Law Discussion: Dagg penalised
rugby365 Law guru Paul Dobson looks at a contentious moment and decision in the Blues' 34-15 win over the Crusaders on Friday.
rugby365 Law guru Paul Dobson looks at a contentious moment and decision in the Blues's 34-15 win over the Crusaders on Friday.
Crusaders attack down the left. Tyler Bleyendaal passes to Israel Dagg, playing left wing, who has an overlap with not far to go to the Blues' goal-line.
Rene Ranger of the Blues covers and grabs Dagg. Dagg and Ranger fall down to ground. Dagg gets up and dives for the line as Ranger grabs him again. Dagg is over the line. Angus Ta'avao of the Blues and Sam Whitelock of the Crusaders join in. Then Bryn Hall and Bleydendaal of the Blues join in.
The referee refers the matter to the TMO, asking Try/no try.
The TMO examines the action and comes back to say: "The Red player [Dagg] has been tackled, brought to ground. Did not release the ball. Got to his feet before grounding the ball."
The referee says: "So a penalty against Red."
The TMO says: "That is correct."
Law 15 DEFINITIONS
A tackle occurs when the ball-carrier is held by one or more opponents and is brought to ground.
An opponent (Ranger) holds a ball-carrier (Dagg) and brings him to ground.
But Dagg is not lying on the ground.
Law 15.3 BROUGHT TO THE GROUND DEFINED -
(a) If the ball-carrier has one knee or both knees on the ground, that player has been ‘brought to ground’.
Dagg's right knee is on the ground. That means Dagg was brought to ground.
But when Dagg got up he was not held.
Law 15.4 THE TACKLER
(a) When a player tackles an opponent and they both go to ground, the tackler must immediately release the tackled player.
Sanction: Penalty kick
Ranger did what the law required him to do - release Dagg. But by then the tackle had already occurred - held and brought to ground.
It was a tackle and Dagg was the tackled player.
Law 15.5 THE TACKLED PLAYER
(b) A tackled player must immediately pass the ball or release it.
Dagg did neither of those. He kept hold of the ball and stood up with it, which is not an option available to him. What Dagg did was an infringement.

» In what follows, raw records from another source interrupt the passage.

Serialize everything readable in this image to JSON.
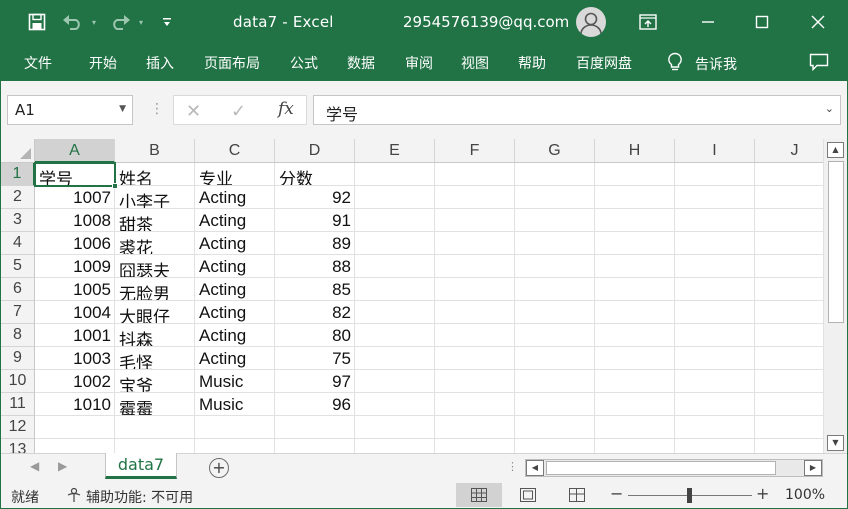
{
  "titlebar": {
    "title": "data7  -  Excel",
    "account": "2954576139@qq.com"
  },
  "ribbon": {
    "tabs": [
      "文件",
      "开始",
      "插入",
      "页面布局",
      "公式",
      "数据",
      "审阅",
      "视图",
      "帮助",
      "百度网盘"
    ],
    "tell_me": "告诉我"
  },
  "formula_bar": {
    "name_box": "A1",
    "content": "学号"
  },
  "sheet": {
    "columns": [
      "A",
      "B",
      "C",
      "D",
      "E",
      "F",
      "G",
      "H",
      "I",
      "J"
    ],
    "rows": [
      "1",
      "2",
      "3",
      "4",
      "5",
      "6",
      "7",
      "8",
      "9",
      "10",
      "11",
      "12",
      "13"
    ],
    "active_cell": "A1",
    "cells": [
      [
        "学号",
        "姓名",
        "专业",
        "分数"
      ],
      [
        "1007",
        "小李子",
        "Acting",
        "92"
      ],
      [
        "1008",
        "甜茶",
        "Acting",
        "91"
      ],
      [
        "1006",
        "裘花",
        "Acting",
        "89"
      ],
      [
        "1009",
        "囧瑟夫",
        "Acting",
        "88"
      ],
      [
        "1005",
        "无脸男",
        "Acting",
        "85"
      ],
      [
        "1004",
        "大眼仔",
        "Acting",
        "82"
      ],
      [
        "1001",
        "抖森",
        "Acting",
        "80"
      ],
      [
        "1003",
        "毛怪",
        "Acting",
        "75"
      ],
      [
        "1002",
        "宝爷",
        "Music",
        "97"
      ],
      [
        "1010",
        "霉霉",
        "Music",
        "96"
      ]
    ]
  },
  "sheet_tabs": {
    "active": "data7"
  },
  "statusbar": {
    "ready": "就绪",
    "accessibility": "辅助功能: 不可用",
    "zoom": "100%"
  },
  "colors": {
    "brand": "#217346",
    "header_bg": "#f3f3f3",
    "selected_header": "#d2d2d2"
  },
  "icons": [
    "save-icon",
    "undo-icon",
    "redo-icon",
    "customize-icon",
    "avatar-icon",
    "share-icon",
    "minimize-icon",
    "maximize-icon",
    "close-icon",
    "lightbulb-icon",
    "comment-icon",
    "cancel-icon",
    "enter-icon",
    "fx-icon",
    "add-sheet-icon",
    "accessibility-icon",
    "normal-view-icon",
    "page-layout-icon",
    "page-break-icon"
  ]
}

The TMO thus had no need to consider the grounding as the infringement had occurred before the grounding and so the grounding was irrelevant.
Till recently the TMO was not allowed to give such advice; he would have been confined to examining the grounding. The extended use of the TMO, now in practice in Super Rugby, allows the TMO to give such advice.

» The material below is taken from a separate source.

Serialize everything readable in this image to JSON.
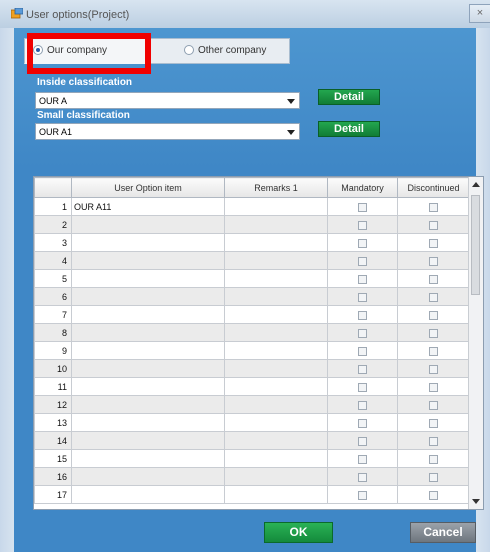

Law 6 (b) A match organiser may appoint an official who uses technological devices known as the TMO who may be consulted:
If the referee is unsure when making a decision in in-goal involving:
* a try being scored
* a touch down
* the ball being made dead on or over the dead ball line or touch-in-goal line
If the referee is unsure when making a decision in in-goal with regard to the scoring of a try or a touchdown when foul play in in-goal or in the field of play may have been involved
If after a team in possession of the ball has touched the ball down in their opponents' in-goal area the referee, or assistant referees or TMO believe there may have been an infringement by that team in the field of play before the ball was touched down
The TMO's advice was correct.